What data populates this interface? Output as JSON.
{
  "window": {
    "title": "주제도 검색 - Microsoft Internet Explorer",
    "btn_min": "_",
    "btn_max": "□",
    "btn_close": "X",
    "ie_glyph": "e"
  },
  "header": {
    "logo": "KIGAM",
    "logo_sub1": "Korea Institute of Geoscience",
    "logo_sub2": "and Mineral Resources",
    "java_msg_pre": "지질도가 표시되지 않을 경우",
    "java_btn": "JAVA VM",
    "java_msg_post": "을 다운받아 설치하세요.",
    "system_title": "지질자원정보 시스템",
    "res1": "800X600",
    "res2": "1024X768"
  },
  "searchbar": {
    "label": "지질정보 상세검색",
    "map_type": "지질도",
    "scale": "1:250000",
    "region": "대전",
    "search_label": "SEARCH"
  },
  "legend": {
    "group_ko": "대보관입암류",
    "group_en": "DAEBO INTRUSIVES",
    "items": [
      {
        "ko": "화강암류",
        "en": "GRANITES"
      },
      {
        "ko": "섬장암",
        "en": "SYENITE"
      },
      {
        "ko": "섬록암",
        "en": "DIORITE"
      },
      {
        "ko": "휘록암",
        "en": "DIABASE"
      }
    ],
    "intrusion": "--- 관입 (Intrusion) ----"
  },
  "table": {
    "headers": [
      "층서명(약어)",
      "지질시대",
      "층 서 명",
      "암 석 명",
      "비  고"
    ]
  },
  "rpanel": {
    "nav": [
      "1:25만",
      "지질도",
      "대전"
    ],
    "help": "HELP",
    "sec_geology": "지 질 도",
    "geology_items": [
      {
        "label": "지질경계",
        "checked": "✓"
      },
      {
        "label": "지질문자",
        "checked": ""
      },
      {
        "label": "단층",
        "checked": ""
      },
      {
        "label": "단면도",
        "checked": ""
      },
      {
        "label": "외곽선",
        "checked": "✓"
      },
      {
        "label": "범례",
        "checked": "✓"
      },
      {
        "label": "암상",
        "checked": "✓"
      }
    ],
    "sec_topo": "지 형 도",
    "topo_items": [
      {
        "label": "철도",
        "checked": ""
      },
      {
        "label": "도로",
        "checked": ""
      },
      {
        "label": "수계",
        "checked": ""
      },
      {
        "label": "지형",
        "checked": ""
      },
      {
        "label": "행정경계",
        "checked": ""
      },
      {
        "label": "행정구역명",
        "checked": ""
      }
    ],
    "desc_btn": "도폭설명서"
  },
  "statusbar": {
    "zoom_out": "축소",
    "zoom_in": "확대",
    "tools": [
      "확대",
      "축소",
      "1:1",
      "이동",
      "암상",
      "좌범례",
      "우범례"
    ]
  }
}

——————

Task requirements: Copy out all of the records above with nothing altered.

Expected answer:
What data populates this interface? Output as JSON.
{
  "window": {
    "title": "주제도 검색 - Microsoft Internet Explorer",
    "btn_min": "_",
    "btn_max": "□",
    "btn_close": "X",
    "ie_glyph": "e"
  },
  "header": {
    "logo": "KIGAM",
    "logo_sub1": "Korea Institute of Geoscience",
    "logo_sub2": "and Mineral Resources",
    "java_msg_pre": "지질도가 표시되지 않을 경우",
    "java_btn": "JAVA VM",
    "java_msg_post": "을 다운받아 설치하세요.",
    "system_title": "지질자원정보 시스템",
    "res1": "800X600",
    "res2": "1024X768"
  },
  "searchbar": {
    "label": "지질정보 상세검색",
    "map_type": "지질도",
    "scale": "1:250000",
    "region": "대전",
    "search_label": "SEARCH"
  },
  "legend": {
    "group_ko": "대보관입암류",
    "group_en": "DAEBO INTRUSIVES",
    "items": [
      {
        "ko": "화강암류",
        "en": "GRANITES"
      },
      {
        "ko": "섬장암",
        "en": "SYENITE"
      },
      {
        "ko": "섬록암",
        "en": "DIORITE"
      },
      {
        "ko": "휘록암",
        "en": "DIABASE"
      }
    ],
    "intrusion": "--- 관입 (Intrusion) ----"
  },
  "table": {
    "headers": [
      "층서명(약어)",
      "지질시대",
      "층 서 명",
      "암 석 명",
      "비  고"
    ]
  },
  "rpanel": {
    "nav": [
      "1:25만",
      "지질도",
      "대전"
    ],
    "help": "HELP",
    "sec_geology": "지 질 도",
    "geology_items": [
      {
        "label": "지질경계",
        "checked": "✓"
      },
      {
        "label": "지질문자",
        "checked": ""
      },
      {
        "label": "단층",
        "checked": ""
      },
      {
        "label": "단면도",
        "checked": ""
      },
      {
        "label": "외곽선",
        "checked": "✓"
      },
      {
        "label": "범례",
        "checked": "✓"
      },
      {
        "label": "암상",
        "checked": "✓"
      }
    ],
    "sec_topo": "지 형 도",
    "topo_items": [
      {
        "label": "철도",
        "checked": ""
      },
      {
        "label": "도로",
        "checked": ""
      },
      {
        "label": "수계",
        "checked": ""
      },
      {
        "label": "지형",
        "checked": ""
      },
      {
        "label": "행정경계",
        "checked": ""
      },
      {
        "label": "행정구역명",
        "checked": ""
      }
    ],
    "desc_btn": "도폭설명서"
  },
  "statusbar": {
    "zoom_out": "축소",
    "zoom_in": "확대",
    "tools": [
      "확대",
      "축소",
      "1:1",
      "이동",
      "암상",
      "좌범례",
      "우범례"
    ]
  }
}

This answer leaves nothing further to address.